Dale Whinham

I am an ex-IT administrator who decided to turn my fascination for computer programming into a potential new career path, and so I returned to education in 2013. I graduated from Newcastle University in 2017 with a BSc in Computer Science with Games Engineering, and in 2018 I completed an MSc in Games Engineering.

I have a passion for low-level programming, using languages such as C and C++ to get close to the 'metal' and make efficient use of the hardware. In 2015, I joined ARM in Cambridge to carry out a 1 year industrial placement, where I worked on Android OpenGL code samples for mobile GPUs, and then as an embedded software engineer where I worked on power management firmware for ARM system-on-chips (SoCs).

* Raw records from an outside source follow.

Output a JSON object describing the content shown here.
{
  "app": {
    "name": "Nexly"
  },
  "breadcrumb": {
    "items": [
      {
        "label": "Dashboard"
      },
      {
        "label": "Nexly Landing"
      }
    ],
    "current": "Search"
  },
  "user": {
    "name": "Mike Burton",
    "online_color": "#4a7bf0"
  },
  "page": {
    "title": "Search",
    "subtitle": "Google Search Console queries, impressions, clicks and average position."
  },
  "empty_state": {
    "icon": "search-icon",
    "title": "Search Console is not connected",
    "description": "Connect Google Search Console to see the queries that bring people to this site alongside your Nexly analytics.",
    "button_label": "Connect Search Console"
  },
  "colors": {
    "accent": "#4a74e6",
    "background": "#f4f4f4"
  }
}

I particularly enjoy working with graphics/rendering code, game engines, and GP-GPU programming.

PhD title

Load Balancing for Cloud Enabled Streamed Real-Time Physics

This project builds on the previous and ongoing work of CDT colleague Alexander Brown, who has developed a novel approach for distributing real-time physics simulations across standard cloud infrastructure. Now that a solution has been realised for fixed, pre-determined volumes of 3D space with a uniform workload, the aim of this project is to develop methods for determining the most optimal resource allocation for any simulation environment. Given that objects in a physics simulation are likely to change position frequently, ensuring that the workload is shared evenly between cloud instances is key to the efficacy of the system. We hope to leverage statistical analysis of patterns of behaviour within the simulation to determine the optimal allocation of computational resources to the system.

We expect this research to benefit the video games industry as well as certain areas of engineering (e.g. river modelling with interactive fluid dynamics and erosion).

This project is expected to pose significant research challenges in both computing and statistics, and so the CDT programme has been highly beneficial by providing training in combining these two disciplines to effectively tackle complex problems

Outside of my studies, I enjoy teaching/mentoring programming students, contributing to open source projects, playing guitar/keyboards, playing competitive video games, and I have a keen interest in the demoscene. I also enjoy repairing, using, and programming vintage computers.


Graham Morgan